As digital technology practices such as modular procurement and DevOps become widely adopted across government, the gap between IT and operations is closing and benefits from the new approach are becoming clearer each day. Now, government must take the next step: close the gap between citizen-specific needs and the process for designing, developing and deploying digital government.
Whether agencies are implementing an application or enterprise-wide solution, end-user input (from both citizens and government workers) is a requirement for success. In fact, the only path to success in digital government is the “moment of truth,” the point of interaction when a government delivers a service or solves a problem for its citizens.
A recent example illustrates this challenge. A national government recently deployed a new application that enables citizens to submit questions to agency offices using their mobile devices. The mobile application, while functional and working to specifications, failed to address the core issue: Most citizens prefer asking questions via email, an option that was terminated when the new app was deployed.
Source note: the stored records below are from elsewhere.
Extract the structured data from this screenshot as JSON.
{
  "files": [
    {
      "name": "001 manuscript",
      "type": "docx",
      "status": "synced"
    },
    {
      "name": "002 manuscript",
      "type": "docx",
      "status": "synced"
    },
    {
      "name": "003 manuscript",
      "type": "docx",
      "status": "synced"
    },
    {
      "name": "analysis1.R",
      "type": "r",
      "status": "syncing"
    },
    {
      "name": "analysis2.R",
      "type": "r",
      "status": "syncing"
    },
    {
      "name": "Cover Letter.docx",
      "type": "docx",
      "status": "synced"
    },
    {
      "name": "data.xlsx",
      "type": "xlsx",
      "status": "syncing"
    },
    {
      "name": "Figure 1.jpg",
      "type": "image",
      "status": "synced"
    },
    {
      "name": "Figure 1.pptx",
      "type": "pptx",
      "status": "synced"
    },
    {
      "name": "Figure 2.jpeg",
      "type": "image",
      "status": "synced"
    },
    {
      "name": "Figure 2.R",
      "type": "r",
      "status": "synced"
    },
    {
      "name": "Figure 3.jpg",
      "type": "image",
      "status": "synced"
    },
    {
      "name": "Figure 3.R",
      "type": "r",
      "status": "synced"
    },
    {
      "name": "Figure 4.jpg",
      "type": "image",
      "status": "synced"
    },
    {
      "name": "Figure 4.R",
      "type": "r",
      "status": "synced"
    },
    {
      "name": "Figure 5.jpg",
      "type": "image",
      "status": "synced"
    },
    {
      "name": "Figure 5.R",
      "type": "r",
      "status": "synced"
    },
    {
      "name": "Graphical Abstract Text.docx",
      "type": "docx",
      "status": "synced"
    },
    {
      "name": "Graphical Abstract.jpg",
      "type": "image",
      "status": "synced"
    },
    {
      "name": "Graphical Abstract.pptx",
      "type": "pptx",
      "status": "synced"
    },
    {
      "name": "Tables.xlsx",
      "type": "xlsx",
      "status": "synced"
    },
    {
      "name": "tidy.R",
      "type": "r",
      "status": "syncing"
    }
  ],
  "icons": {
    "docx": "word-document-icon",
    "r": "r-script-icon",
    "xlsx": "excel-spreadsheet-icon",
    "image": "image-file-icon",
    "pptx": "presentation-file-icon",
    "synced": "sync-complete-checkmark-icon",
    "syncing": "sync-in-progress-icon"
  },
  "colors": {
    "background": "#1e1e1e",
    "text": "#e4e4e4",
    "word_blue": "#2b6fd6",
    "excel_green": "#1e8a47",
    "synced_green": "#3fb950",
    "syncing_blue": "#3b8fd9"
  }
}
Digital technologies offer government agencies numerous opportunities to cut costs and improve citizen services. But in the rush to implement new capabilities, IT professionals often neglect to consider fully their users’ preferences, knowledge, limitations and goals.
When developing new ways to deliver services, designers must expand their focus beyond the agency’s own operating interests to ensure they also create a satisfying experience for citizens. If not, the applications will likely be underutilized or even ignored, thus undermining the anticipated cost-savings and performance gains that set the project in motion.
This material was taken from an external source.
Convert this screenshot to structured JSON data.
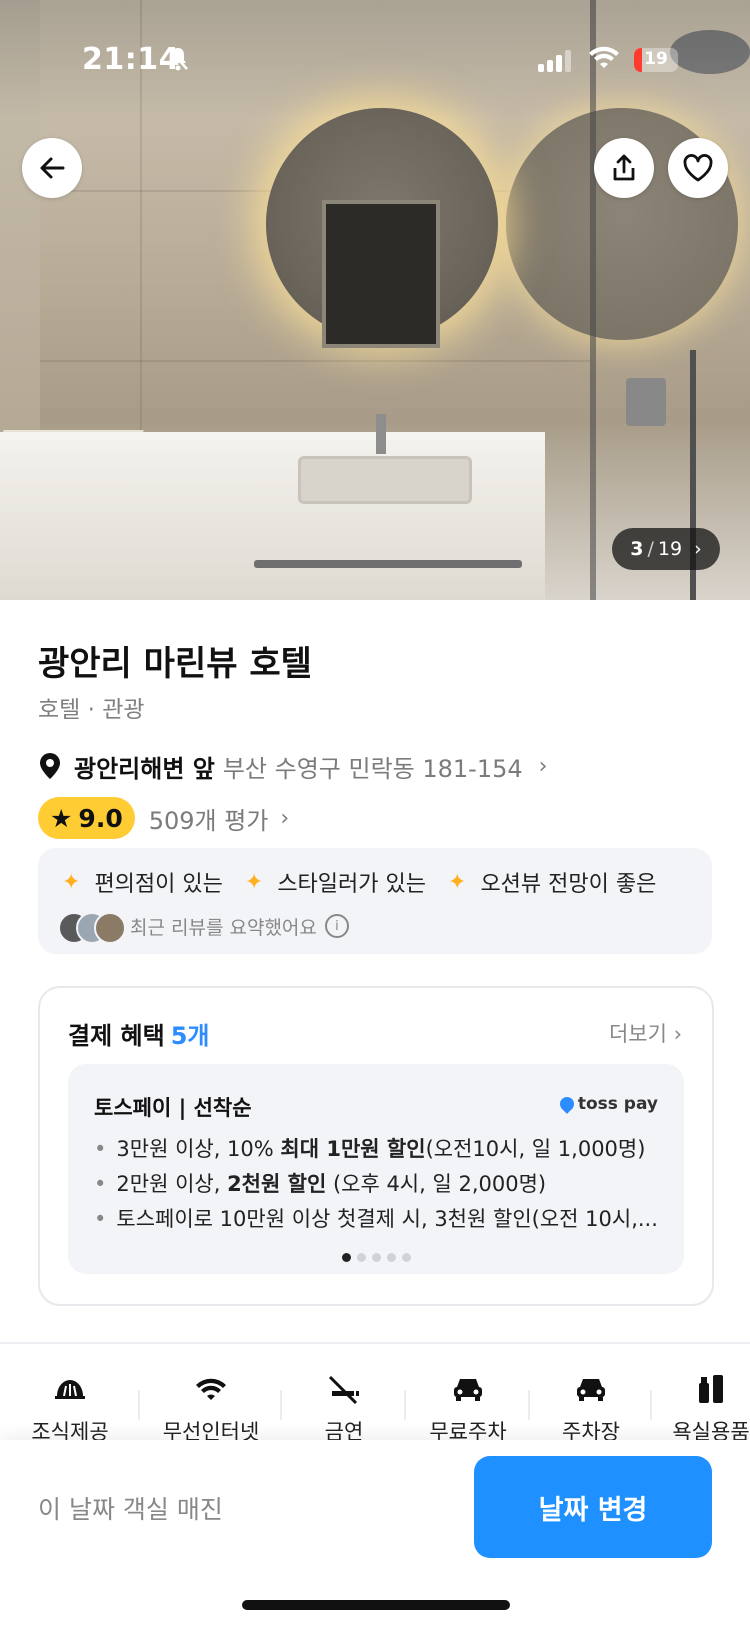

Government executives also must recognize merely relying on user input creates a risk of “paving the cowpath”: innovations cannot significantly improve the customer experience if users do not recognize the value of new technologies in simplifying, making more worthwhile, or eliminating a task.